Sunday, October 10, 2010

first paris museum stop: the musee d'orsay

after paying our respects to sartre and de beauvoir, we walked along boulevard raspail to the musee d'orsay. being a big fan of the impressionist movement, i just HAD to see it. in fact, the musee d'orsay was the main reason i included paris in our itinerary in the first place. i had been ready to abandon the louvre, but nobody would have been able to convince me to skip the orsay.

it took us 45 minutes to walk from our hotel to the orsay. along the way, we chanced upon a small street market selling fresh produce, as well as cheese, sandwiches, and quiches. we each bought a quiche and had that for breakfast while walking to the seine.

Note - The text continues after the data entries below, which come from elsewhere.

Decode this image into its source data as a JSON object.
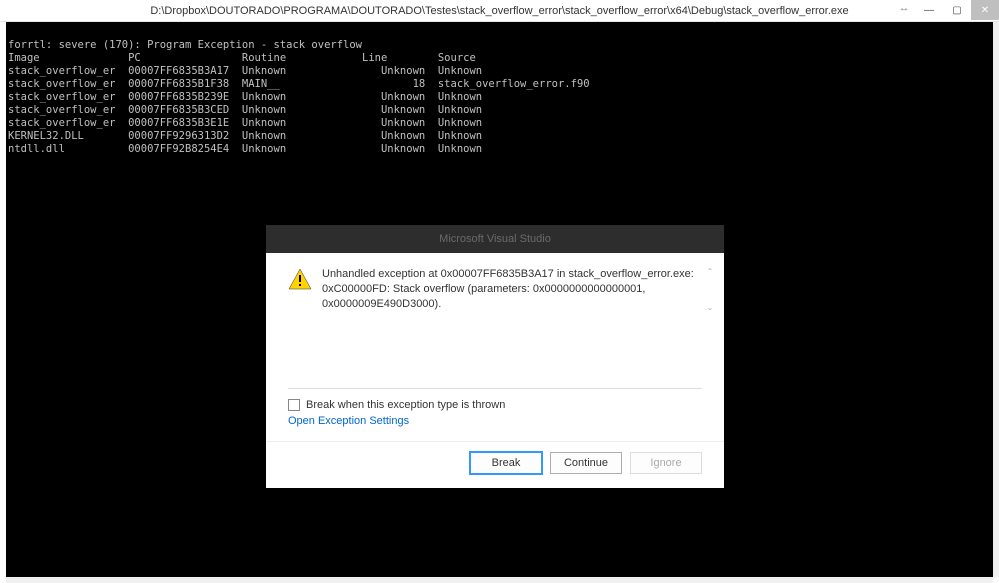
{
  "titlebar": {
    "title": "D:\\Dropbox\\DOUTORADO\\PROGRAMA\\DOUTORADO\\Testes\\stack_overflow_error\\stack_overflow_error\\x64\\Debug\\stack_overflow_error.exe"
  },
  "console": {
    "header_line": "forrtl: severe (170): Program Exception - stack overflow",
    "columns": "Image              PC                Routine            Line        Source",
    "rows": [
      "stack_overflow_er  00007FF6835B3A17  Unknown               Unknown  Unknown",
      "stack_overflow_er  00007FF6835B1F38  MAIN__                     18  stack_overflow_error.f90",
      "stack_overflow_er  00007FF6835B239E  Unknown               Unknown  Unknown",
      "stack_overflow_er  00007FF6835B3CED  Unknown               Unknown  Unknown",
      "stack_overflow_er  00007FF6835B3E1E  Unknown               Unknown  Unknown",
      "KERNEL32.DLL       00007FF9296313D2  Unknown               Unknown  Unknown",
      "ntdll.dll          00007FF92B8254E4  Unknown               Unknown  Unknown"
    ]
  },
  "dialog": {
    "title": "Microsoft Visual Studio",
    "message_line1": "Unhandled exception at 0x00007FF6835B3A17 in stack_overflow_error.exe:",
    "message_line2": "0xC00000FD: Stack overflow (parameters: 0x0000000000000001, 0x0000009E490D3000).",
    "checkbox_label": "Break when this exception type is thrown",
    "link_label": "Open Exception Settings",
    "buttons": {
      "break": "Break",
      "continue": "Continue",
      "ignore": "Ignore"
    }
  }
}
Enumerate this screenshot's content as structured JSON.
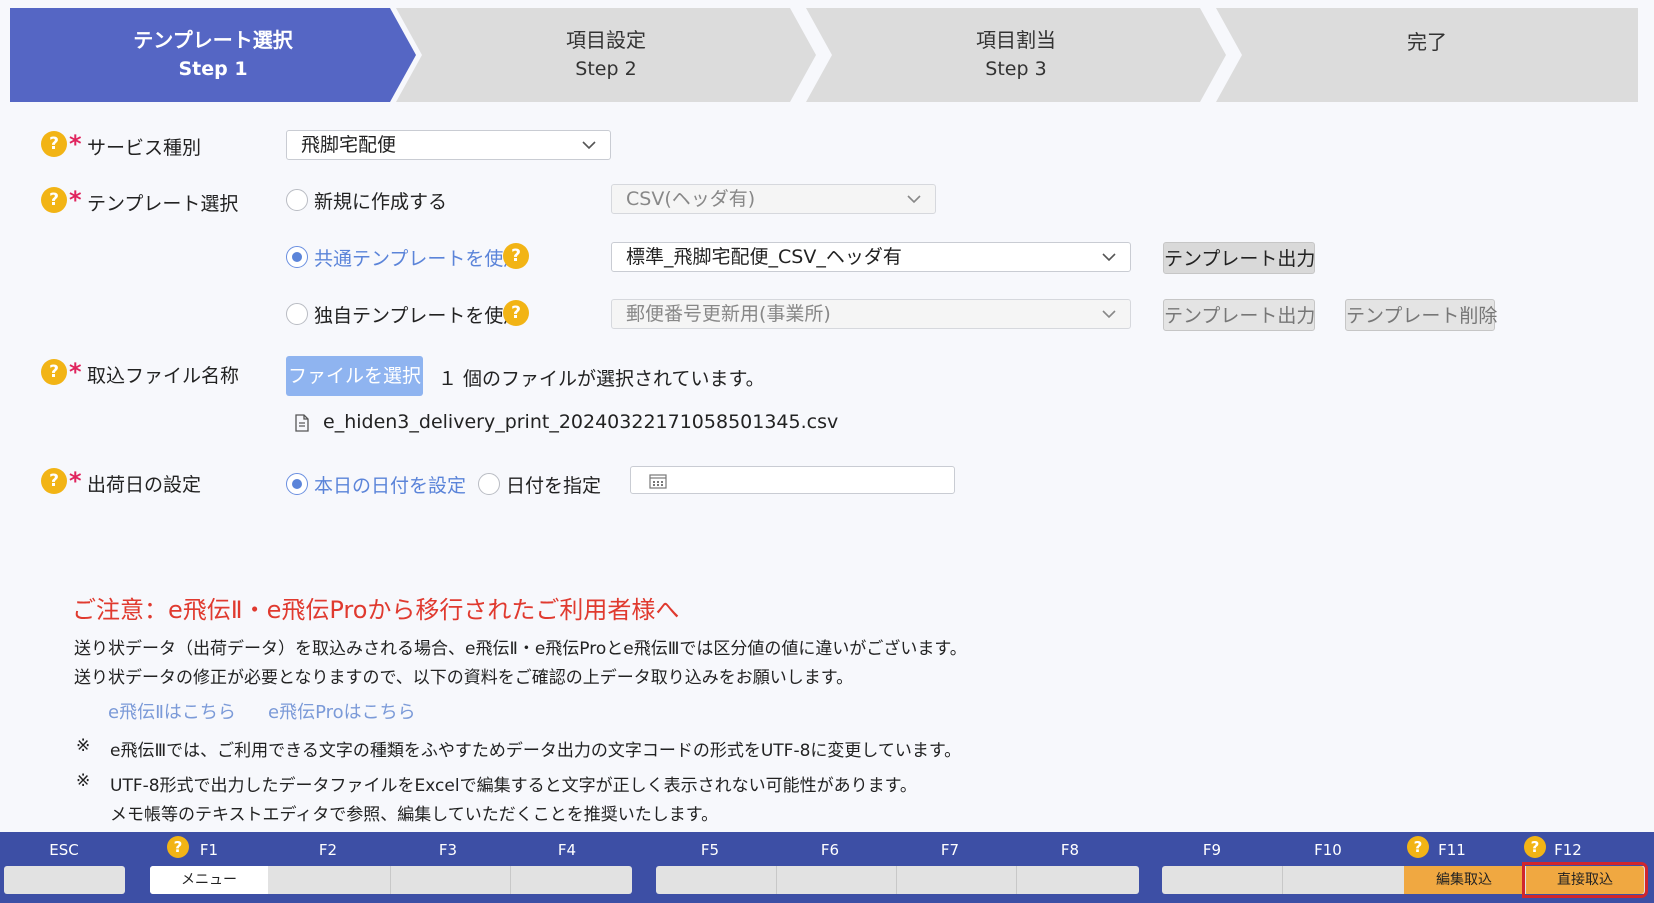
{
  "steps": [
    {
      "title": "テンプレート選択",
      "sub": "Step 1"
    },
    {
      "title": "項目設定",
      "sub": "Step 2"
    },
    {
      "title": "項目割当",
      "sub": "Step 3"
    },
    {
      "title": "完了",
      "sub": ""
    }
  ],
  "colors": {
    "step_active": "#5566c4",
    "step_inactive": "#dcdcdc",
    "accent": "#5b84d9",
    "help": "#f2b415",
    "required": "#e0245e",
    "notice": "#e03a2f",
    "fbar": "#3d4fa5",
    "fkey_orange": "#f0a841",
    "highlight": "#d0262d"
  },
  "form": {
    "service": {
      "label": "サービス種別",
      "value": "飛脚宅配便"
    },
    "template": {
      "label": "テンプレート選択",
      "opt_new": "新規に作成する",
      "new_select": "CSV(ヘッダ有)",
      "opt_common": "共通テンプレートを使用",
      "common_select": "標準_飛脚宅配便_CSV_ヘッダ有",
      "common_export": "テンプレート出力",
      "opt_own": "独自テンプレートを使用",
      "own_select": "郵便番号更新用(事業所)",
      "own_export": "テンプレート出力",
      "own_delete": "テンプレート削除"
    },
    "file": {
      "label": "取込ファイル名称",
      "button": "ファイルを選択",
      "status": "１ 個のファイルが選択されています。",
      "filename": "e_hiden3_delivery_print_20240322171058501345.csv"
    },
    "ship_date": {
      "label": "出荷日の設定",
      "opt_today": "本日の日付を設定",
      "opt_specify": "日付を指定",
      "date_value": ""
    }
  },
  "notice": {
    "title": "ご注意：e飛伝Ⅱ・e飛伝Proから移行されたご利用者様へ",
    "line1": "送り状データ（出荷データ）を取込みされる場合、e飛伝Ⅱ・e飛伝Proとe飛伝Ⅲでは区分値の値に違いがございます。",
    "line2": "送り状データの修正が必要となりますので、以下の資料をご確認の上データ取り込みをお願いします。",
    "link1": "e飛伝Ⅱはこちら",
    "link2": "e飛伝Proはこちら",
    "mark": "※",
    "note1": "e飛伝Ⅲでは、ご利用できる文字の種類をふやすためデータ出力の文字コードの形式をUTF-8に変更しています。",
    "note2a": "UTF-8形式で出力したデータファイルをExcelで編集すると文字が正しく表示されない可能性があります。",
    "note2b": "メモ帳等のテキストエディタで参照、編集していただくことを推奨いたします。"
  },
  "fkeys": {
    "esc": "ESC",
    "f1": "F1",
    "f2": "F2",
    "f3": "F3",
    "f4": "F4",
    "f5": "F5",
    "f6": "F6",
    "f7": "F7",
    "f8": "F8",
    "f9": "F9",
    "f10": "F10",
    "f11": "F11",
    "f12": "F12",
    "f1_label": "メニュー",
    "f11_label": "編集取込",
    "f12_label": "直接取込"
  },
  "help_mark": "?",
  "required_mark": "*"
}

the museum is on the left bank of the seine; the louvre faces it from the right bank. the orsay's impressive collection is housed in the beaux-arts structure of what was known as gare d'orsay, an old rail station where trains to southwestern france would depart from. however, the gare d'orsay's short platforms could not conform to the longer trains that were starting to be used, so in 1939, it had to be closed. it then became a mailing center during the second world war. in 1977, the french government decided to turn it into a museum, and started conversion works that spanned six years (1980 to 1986). the museum opened in 1 december 1986, under the government of president francois mitterand.

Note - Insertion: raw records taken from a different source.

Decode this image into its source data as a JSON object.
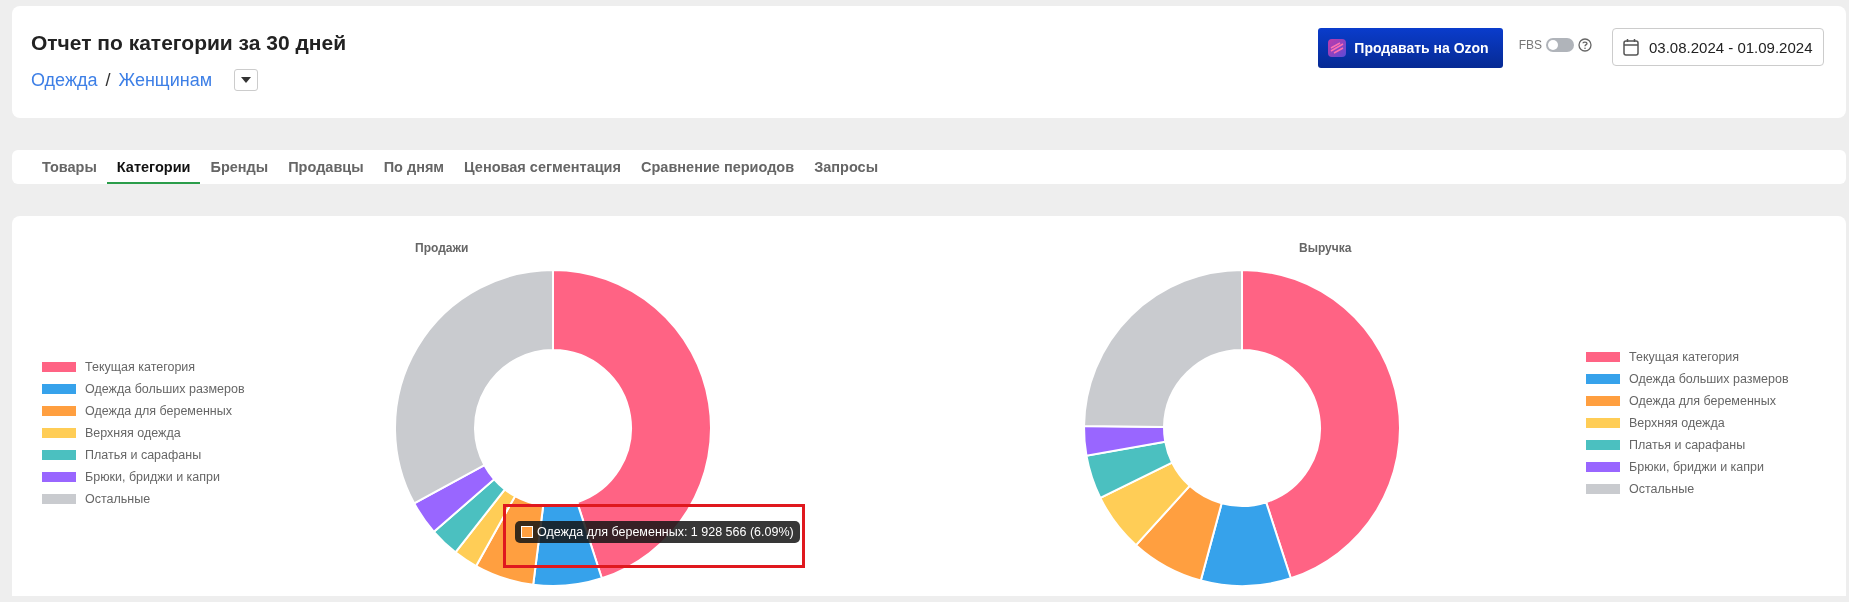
{
  "header": {
    "title": "Отчет по категории за 30 дней",
    "breadcrumbs": [
      "Одежда",
      "Женщинам"
    ],
    "separator": "/",
    "sell_button": "Продавать на Ozon",
    "fbs": {
      "label": "FBS",
      "on": false
    },
    "date_range": "03.08.2024 - 01.09.2024"
  },
  "tabs": [
    {
      "label": "Товары",
      "selected": false
    },
    {
      "label": "Категории",
      "selected": true
    },
    {
      "label": "Бренды",
      "selected": false
    },
    {
      "label": "Продавцы",
      "selected": false
    },
    {
      "label": "По дням",
      "selected": false
    },
    {
      "label": "Ценовая сегментация",
      "selected": false
    },
    {
      "label": "Сравнение периодов",
      "selected": false
    },
    {
      "label": "Запросы",
      "selected": false
    }
  ],
  "charts": [
    {
      "title": "Продажи",
      "legend": [
        {
          "label": "Текущая категория",
          "color": "#ff6384"
        },
        {
          "label": "Одежда больших размеров",
          "color": "#36a2eb"
        },
        {
          "label": "Одежда для беременных",
          "color": "#ff9f40"
        },
        {
          "label": "Верхняя одежда",
          "color": "#ffcd56"
        },
        {
          "label": "Платья и сарафаны",
          "color": "#4bc0c0"
        },
        {
          "label": "Брюки, бриджи и капри",
          "color": "#9966ff"
        },
        {
          "label": "Остальные",
          "color": "#c9cbcf"
        }
      ],
      "tooltip": {
        "color": "#ff9f40",
        "text": "Одежда для беременных: 1 928 566 (6.09%)"
      }
    },
    {
      "title": "Выручка",
      "legend": [
        {
          "label": "Текущая категория",
          "color": "#ff6384"
        },
        {
          "label": "Одежда больших размеров",
          "color": "#36a2eb"
        },
        {
          "label": "Одежда для беременных",
          "color": "#ff9f40"
        },
        {
          "label": "Верхняя одежда",
          "color": "#ffcd56"
        },
        {
          "label": "Платья и сарафаны",
          "color": "#4bc0c0"
        },
        {
          "label": "Брюки, бриджи и капри",
          "color": "#9966ff"
        },
        {
          "label": "Остальные",
          "color": "#c9cbcf"
        }
      ]
    }
  ]
}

when we reached the museum, there was a line snaking from its revolving doors. it didn't take long for it to move, though, and before long, we were by the ticket counters. susie and i had agreed earlier to get the two-day museum pass. it's EUR32 for two days, and gives you access to a number of museums and sights in the french capital. it also lets you skip the long lines at the ticket booths, which is the reason we went for it. in paris, you not only line up just to enter, but the line at the ticket booths can take up a lot of your time. if you're staying for four days or more, you can also avail of the four-day paris museum pass. this is actually a lot better than the two-day one, since you can spread out your museum visits in four days, and have time to see the rest of the city. before you do get one, though, make a list of the museums that you want to visit, tally the admission costs, and see if you can get your money's worth. the museum pass is available in the establishments that it grants free access to, as well as airports and tourist centers.

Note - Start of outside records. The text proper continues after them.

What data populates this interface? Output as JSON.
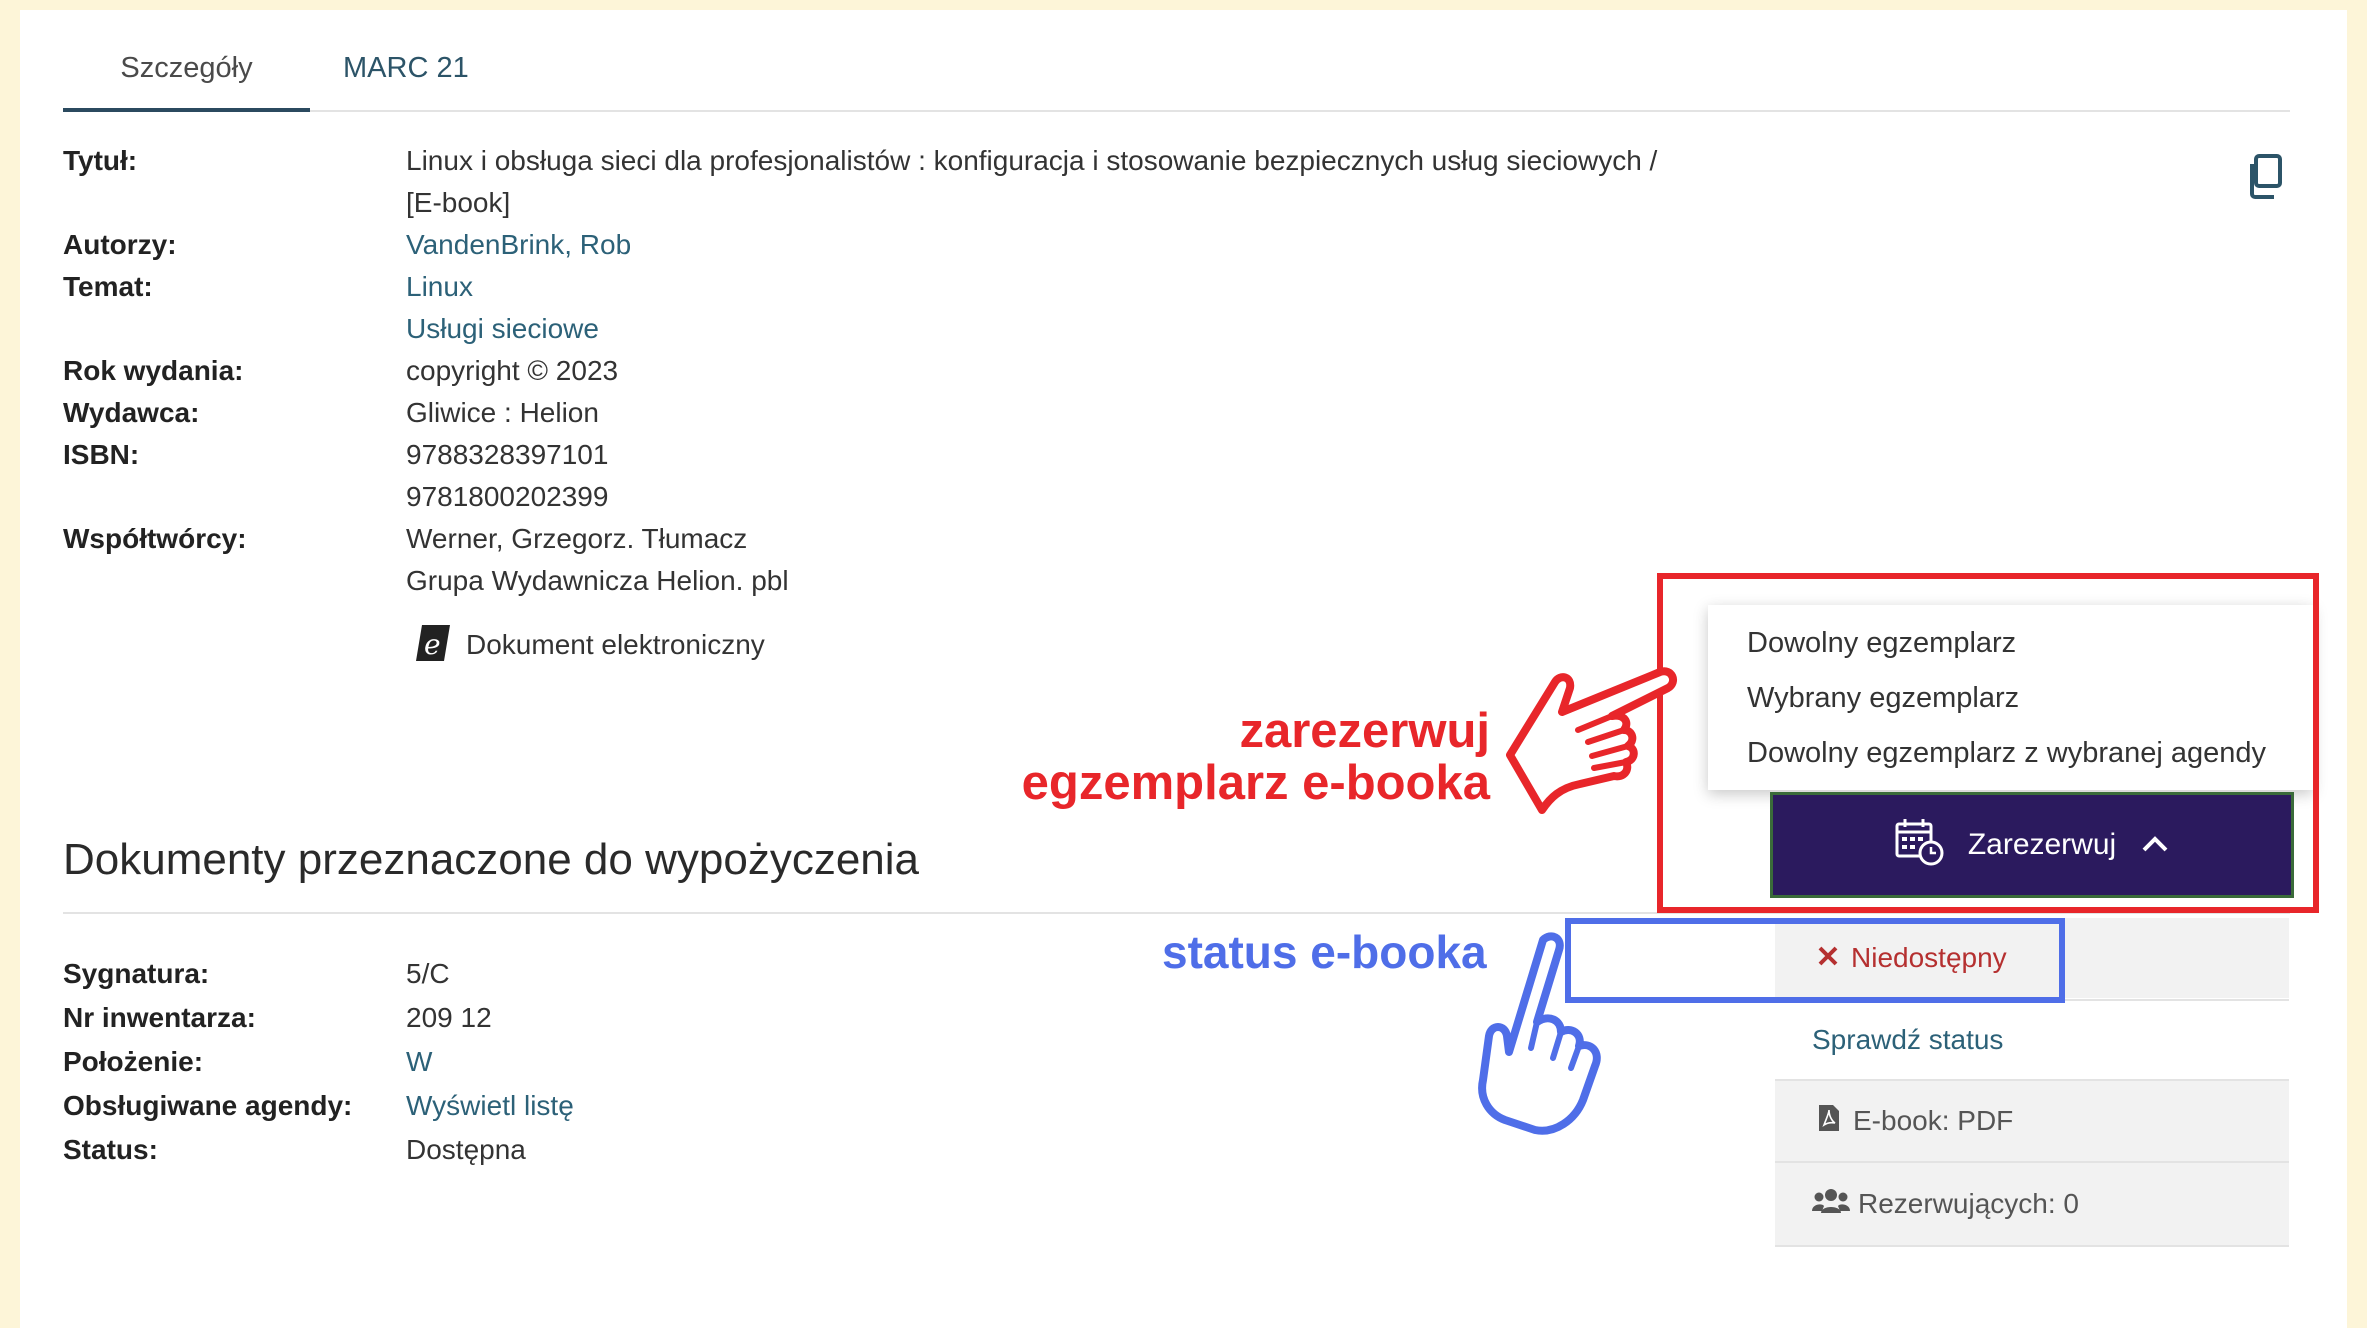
{
  "tabs": {
    "details": "Szczegóły",
    "marc": "MARC 21"
  },
  "record": {
    "title_label": "Tytuł:",
    "title_line1": "Linux i obsługa sieci dla profesjonalistów : konfiguracja i stosowanie bezpiecznych usług sieciowych /",
    "title_line2": "[E-book]",
    "authors_label": "Autorzy:",
    "author": "VandenBrink, Rob",
    "subject_label": "Temat:",
    "subject1": "Linux",
    "subject2": "Usługi sieciowe",
    "year_label": "Rok wydania:",
    "year": "copyright © 2023",
    "publisher_label": "Wydawca:",
    "publisher": "Gliwice : Helion",
    "isbn_label": "ISBN:",
    "isbn1": "9788328397101",
    "isbn2": "9781800202399",
    "contributors_label": "Współtwórcy:",
    "contributor1": "Werner, Grzegorz. Tłumacz",
    "contributor2": "Grupa Wydawnicza Helion. pbl",
    "doc_type": "Dokument elektroniczny"
  },
  "loan_section": {
    "title": "Dokumenty przeznaczone do wypożyczenia",
    "signature_label": "Sygnatura:",
    "signature": "5/C",
    "inventory_label": "Nr inwentarza:",
    "inventory": "209 12",
    "location_label": "Położenie:",
    "location": "W",
    "agencies_label": "Obsługiwane agendy:",
    "agencies_link": "Wyświetl listę",
    "status_label": "Status:",
    "status": "Dostępna"
  },
  "actions": {
    "reserve_label": "Zarezerwuj",
    "dropdown": [
      "Dowolny egzemplarz",
      "Wybrany egzemplarz",
      "Dowolny egzemplarz z wybranej agendy"
    ],
    "unavailable": "Niedostępny",
    "check_status": "Sprawdź status",
    "ebook_format": "E-book: PDF",
    "reserving_count": "Rezerwujących: 0"
  },
  "annotations": {
    "red_line1": "zarezerwuj",
    "red_line2": "egzemplarz e-booka",
    "blue": "status e-booka"
  },
  "colors": {
    "brand_purple": "#2b1a5e",
    "annotation_red": "#e8262a",
    "annotation_blue": "#4f6ee8",
    "link": "#2c6178"
  }
}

after paying for our tickets, we made our way to the gate that leads to the main hall. i paused by the entrance for a bit to take it all in. this is it, i told myself. i'm in the orsay. i'm in paris. there were plenty of people milling around, but it wasn't noisy at all. the museum was undergoing repairs, so there were new signs to lead visitors to the different halls. i look to my right and saw IMPRESSIONISM and POST-IMPRESSIONISM, and made a beeline for them, with susie trailing behind. here, i saw works by degas, manet, renoir, toulouse-lautrec, pissarro, and other greats.

i had to request for a break once we were done with the halls on the right side of the museum. it's surprising how walking from one gallery to another, and looking at paintings, can be tiring. luckily, there was a cafe at the ground level of the orsay, so susie and i bought drinks and shared a ham and cheese sandwich to tide us over. after that, we tackled the halls on the left side of the museum. here, i saw works by honore daumier (sadly, "rue transnonain," the only daumier work that i'm familiar with, is not in the orsay), and paul gauguin's tahiti paintings. there was also a sala dedicated to van gogh, where i saw "the church at auvers" and "le docteur paul gachet" both painted the year he died.

after that, i scoured the rest of the museum for edgar degas's "young dancer." we went upstairs and sped through the art nouveau furniture collection, but took our time with the rodin sculptures. when i couldn't find degas, i decided to go to the information counter to ask. there was a man asking for the specific locations of every painting he wanted to see. he asked for "bal du moulin de la galette" by renoir, another painting i was looking for, i strained to hear the response: "sorry, that painting is on loan." when it was my turn at the counter, i asked about "young dancer," and received the same reply.

i felt disappointed, since i wanted to go to paris to go to the orsay, and wanted to go to the orsay to see those two things. but of course, when i look back on the paintings that i saw that day, i can't really say that the trip was a disappointment. the orsay wasn't just about those two works. i got to see an amazing collection of artworks in one of my favorite periods in art history. i actually stood in front of a picture that renoir painted many, many years ago. it's not every day that i get to meet these images, and i am very, very thankful for the opportunity to see all these masterpieces. as for "moulin de la galette" and "young dancer," they shall be the next excuse for me to visit paris again.

view more photos of the musee d'orsay

more information
musee d'orsay
address: 62, rue de lille, 75343 paris
metro: solferino (line 12)
buses: 24, 63, 68, 69, 73, 83, 84, 94

paris museum pass
2 days for EUR 32
4 days for EUR 48
6 days for EUR 64

1 comment:

Anonymous said...

Liking the way you write =)
Plus it has my little tidbits of history. More power =)